Source records:
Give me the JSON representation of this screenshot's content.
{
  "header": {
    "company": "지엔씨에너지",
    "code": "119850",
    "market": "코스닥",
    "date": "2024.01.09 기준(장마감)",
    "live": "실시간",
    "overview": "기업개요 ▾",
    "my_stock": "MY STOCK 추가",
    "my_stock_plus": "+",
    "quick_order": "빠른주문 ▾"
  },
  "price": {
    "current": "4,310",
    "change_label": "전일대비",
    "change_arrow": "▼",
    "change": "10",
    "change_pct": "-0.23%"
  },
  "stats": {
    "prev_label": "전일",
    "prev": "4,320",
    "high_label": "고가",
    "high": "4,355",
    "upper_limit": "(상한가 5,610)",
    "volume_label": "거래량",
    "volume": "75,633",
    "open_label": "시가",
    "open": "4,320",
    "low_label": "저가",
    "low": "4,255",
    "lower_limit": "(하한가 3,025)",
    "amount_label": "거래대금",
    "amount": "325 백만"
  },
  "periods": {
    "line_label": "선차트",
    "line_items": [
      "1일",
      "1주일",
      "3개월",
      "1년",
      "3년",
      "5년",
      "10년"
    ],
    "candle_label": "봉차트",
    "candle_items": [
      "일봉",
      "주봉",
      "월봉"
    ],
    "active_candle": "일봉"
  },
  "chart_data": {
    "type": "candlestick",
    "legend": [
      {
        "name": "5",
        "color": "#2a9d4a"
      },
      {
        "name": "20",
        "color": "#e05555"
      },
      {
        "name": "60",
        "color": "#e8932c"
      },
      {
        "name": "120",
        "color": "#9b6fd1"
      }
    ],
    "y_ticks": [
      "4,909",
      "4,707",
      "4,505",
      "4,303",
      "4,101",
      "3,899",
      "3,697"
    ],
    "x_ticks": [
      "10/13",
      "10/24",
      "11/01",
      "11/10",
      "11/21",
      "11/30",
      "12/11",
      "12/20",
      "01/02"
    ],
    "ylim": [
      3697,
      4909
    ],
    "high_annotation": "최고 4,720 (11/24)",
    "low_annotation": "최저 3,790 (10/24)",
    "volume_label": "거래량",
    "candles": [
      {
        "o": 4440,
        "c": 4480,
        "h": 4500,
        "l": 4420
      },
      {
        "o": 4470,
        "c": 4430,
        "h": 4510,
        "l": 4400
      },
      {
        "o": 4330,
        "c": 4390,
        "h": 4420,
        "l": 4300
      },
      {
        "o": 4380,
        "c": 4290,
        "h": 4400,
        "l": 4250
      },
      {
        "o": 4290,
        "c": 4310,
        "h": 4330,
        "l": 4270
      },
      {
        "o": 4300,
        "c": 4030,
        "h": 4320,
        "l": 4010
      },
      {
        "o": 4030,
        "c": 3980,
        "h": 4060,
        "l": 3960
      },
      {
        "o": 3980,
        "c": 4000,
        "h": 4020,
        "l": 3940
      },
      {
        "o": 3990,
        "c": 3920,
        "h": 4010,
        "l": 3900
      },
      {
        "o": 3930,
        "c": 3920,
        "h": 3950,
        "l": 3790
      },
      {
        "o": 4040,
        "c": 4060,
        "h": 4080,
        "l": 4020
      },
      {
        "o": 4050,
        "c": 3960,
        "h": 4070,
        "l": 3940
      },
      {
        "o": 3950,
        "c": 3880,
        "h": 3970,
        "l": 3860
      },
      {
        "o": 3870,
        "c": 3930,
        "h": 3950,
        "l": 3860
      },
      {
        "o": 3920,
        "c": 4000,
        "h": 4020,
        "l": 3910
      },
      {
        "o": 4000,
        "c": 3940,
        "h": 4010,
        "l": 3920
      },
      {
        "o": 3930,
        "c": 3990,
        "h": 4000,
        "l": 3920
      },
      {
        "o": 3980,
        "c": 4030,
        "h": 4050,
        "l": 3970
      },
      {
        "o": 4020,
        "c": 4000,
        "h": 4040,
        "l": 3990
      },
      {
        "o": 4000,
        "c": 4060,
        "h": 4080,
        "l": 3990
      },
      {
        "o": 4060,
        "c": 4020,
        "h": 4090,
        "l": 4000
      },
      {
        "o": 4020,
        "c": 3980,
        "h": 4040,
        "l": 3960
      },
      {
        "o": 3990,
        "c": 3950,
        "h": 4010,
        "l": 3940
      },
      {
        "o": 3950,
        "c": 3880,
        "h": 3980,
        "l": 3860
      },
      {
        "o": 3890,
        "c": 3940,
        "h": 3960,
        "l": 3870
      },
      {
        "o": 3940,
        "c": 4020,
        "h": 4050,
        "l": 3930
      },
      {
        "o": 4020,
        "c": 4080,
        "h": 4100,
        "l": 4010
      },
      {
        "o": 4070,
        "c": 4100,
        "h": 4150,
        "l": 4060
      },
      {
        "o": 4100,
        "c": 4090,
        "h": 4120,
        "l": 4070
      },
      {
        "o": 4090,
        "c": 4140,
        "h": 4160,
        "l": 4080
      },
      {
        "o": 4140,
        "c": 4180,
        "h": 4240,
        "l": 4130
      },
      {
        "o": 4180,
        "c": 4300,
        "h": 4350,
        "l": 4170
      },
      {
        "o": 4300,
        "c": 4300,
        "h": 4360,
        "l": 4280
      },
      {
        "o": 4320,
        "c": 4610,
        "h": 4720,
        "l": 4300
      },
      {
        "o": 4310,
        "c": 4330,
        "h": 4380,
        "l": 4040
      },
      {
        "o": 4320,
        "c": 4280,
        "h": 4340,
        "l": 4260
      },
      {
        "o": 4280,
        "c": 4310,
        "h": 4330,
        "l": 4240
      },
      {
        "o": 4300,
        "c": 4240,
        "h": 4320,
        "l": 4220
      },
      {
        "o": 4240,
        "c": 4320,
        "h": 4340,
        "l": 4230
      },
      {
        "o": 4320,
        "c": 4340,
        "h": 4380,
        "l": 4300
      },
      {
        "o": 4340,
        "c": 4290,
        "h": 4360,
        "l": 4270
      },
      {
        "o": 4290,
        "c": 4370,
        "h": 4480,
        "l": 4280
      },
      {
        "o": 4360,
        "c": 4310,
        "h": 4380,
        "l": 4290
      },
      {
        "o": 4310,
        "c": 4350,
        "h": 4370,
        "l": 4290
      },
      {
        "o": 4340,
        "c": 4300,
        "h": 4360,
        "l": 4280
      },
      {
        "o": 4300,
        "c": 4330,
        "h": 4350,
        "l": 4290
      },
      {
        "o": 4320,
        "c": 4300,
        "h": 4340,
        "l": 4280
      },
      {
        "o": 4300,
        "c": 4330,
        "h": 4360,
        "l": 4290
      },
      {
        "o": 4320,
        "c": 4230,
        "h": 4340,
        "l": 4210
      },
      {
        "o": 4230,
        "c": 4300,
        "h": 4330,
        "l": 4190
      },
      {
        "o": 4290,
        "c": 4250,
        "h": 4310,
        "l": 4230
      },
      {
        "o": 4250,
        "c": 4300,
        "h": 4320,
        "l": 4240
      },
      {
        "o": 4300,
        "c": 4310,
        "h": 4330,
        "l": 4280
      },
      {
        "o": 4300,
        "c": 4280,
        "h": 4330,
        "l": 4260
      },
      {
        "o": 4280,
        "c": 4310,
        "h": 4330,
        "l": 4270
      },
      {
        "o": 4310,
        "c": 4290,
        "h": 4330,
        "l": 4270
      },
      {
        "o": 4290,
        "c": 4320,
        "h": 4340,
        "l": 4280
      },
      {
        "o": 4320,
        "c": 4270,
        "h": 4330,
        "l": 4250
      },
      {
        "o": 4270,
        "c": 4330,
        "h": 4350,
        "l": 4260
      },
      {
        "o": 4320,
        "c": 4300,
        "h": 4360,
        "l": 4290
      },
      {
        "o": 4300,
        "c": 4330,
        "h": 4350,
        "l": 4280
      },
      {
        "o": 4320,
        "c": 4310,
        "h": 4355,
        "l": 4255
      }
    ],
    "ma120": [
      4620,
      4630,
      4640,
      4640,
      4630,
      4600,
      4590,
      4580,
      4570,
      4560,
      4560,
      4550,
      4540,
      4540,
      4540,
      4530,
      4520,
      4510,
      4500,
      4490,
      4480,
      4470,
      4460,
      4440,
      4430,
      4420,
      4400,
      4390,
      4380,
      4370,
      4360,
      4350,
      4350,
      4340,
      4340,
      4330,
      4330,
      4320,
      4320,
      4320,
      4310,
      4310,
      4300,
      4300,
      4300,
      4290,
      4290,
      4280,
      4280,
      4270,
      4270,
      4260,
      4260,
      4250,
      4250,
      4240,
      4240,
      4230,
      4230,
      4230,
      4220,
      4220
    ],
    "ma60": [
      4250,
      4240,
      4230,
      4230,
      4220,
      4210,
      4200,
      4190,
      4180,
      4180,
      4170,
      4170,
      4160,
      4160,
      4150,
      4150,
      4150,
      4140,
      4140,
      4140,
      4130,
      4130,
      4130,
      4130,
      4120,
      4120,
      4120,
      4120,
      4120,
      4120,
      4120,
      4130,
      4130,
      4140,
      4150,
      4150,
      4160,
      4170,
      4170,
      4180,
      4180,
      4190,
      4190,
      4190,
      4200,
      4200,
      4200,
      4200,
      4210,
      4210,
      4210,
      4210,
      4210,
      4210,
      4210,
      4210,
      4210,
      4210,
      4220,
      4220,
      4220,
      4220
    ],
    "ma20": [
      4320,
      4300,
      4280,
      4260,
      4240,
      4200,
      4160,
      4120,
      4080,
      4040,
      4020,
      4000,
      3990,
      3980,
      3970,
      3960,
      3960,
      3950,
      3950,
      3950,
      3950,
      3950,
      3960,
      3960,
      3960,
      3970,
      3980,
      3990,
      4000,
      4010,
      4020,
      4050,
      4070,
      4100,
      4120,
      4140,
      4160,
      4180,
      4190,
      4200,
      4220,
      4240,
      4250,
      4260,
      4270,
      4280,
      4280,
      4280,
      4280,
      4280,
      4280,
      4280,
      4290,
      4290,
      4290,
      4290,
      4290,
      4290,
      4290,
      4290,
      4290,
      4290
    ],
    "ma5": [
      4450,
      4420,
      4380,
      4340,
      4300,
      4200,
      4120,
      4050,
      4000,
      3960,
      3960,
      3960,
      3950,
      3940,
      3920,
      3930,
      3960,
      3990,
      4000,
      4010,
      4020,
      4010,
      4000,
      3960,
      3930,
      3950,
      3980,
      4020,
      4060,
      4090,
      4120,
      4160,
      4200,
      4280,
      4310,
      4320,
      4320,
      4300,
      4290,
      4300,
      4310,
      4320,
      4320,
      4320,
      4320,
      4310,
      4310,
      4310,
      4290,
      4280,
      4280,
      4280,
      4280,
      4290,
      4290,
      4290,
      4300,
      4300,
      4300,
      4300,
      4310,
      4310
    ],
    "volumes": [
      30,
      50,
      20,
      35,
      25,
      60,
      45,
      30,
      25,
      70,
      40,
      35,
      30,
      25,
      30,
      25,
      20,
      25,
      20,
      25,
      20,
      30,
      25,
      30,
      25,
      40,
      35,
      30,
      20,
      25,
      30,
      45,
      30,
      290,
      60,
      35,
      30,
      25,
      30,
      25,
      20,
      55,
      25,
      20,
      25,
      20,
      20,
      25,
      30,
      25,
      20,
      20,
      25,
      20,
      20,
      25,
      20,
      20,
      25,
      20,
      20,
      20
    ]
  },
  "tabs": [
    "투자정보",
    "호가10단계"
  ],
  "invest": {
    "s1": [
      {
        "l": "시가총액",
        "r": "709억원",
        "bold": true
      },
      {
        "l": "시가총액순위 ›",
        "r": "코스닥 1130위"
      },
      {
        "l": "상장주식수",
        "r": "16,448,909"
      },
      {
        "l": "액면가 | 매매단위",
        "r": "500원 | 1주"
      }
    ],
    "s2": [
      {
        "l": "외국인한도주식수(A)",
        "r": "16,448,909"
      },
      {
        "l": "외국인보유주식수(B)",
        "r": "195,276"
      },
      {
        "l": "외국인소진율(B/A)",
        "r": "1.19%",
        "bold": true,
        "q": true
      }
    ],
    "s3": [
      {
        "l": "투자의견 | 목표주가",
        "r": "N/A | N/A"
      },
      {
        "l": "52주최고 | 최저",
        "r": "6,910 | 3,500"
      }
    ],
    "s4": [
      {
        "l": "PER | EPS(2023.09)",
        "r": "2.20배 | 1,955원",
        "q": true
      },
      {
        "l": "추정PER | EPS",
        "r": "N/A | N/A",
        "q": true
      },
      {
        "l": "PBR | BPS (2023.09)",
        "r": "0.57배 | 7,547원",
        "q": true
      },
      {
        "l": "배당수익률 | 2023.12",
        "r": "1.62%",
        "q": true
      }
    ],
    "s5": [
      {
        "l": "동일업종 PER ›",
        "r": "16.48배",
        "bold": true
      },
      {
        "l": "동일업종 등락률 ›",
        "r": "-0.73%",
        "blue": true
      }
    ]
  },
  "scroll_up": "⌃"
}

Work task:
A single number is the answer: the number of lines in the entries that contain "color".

Task solution:
4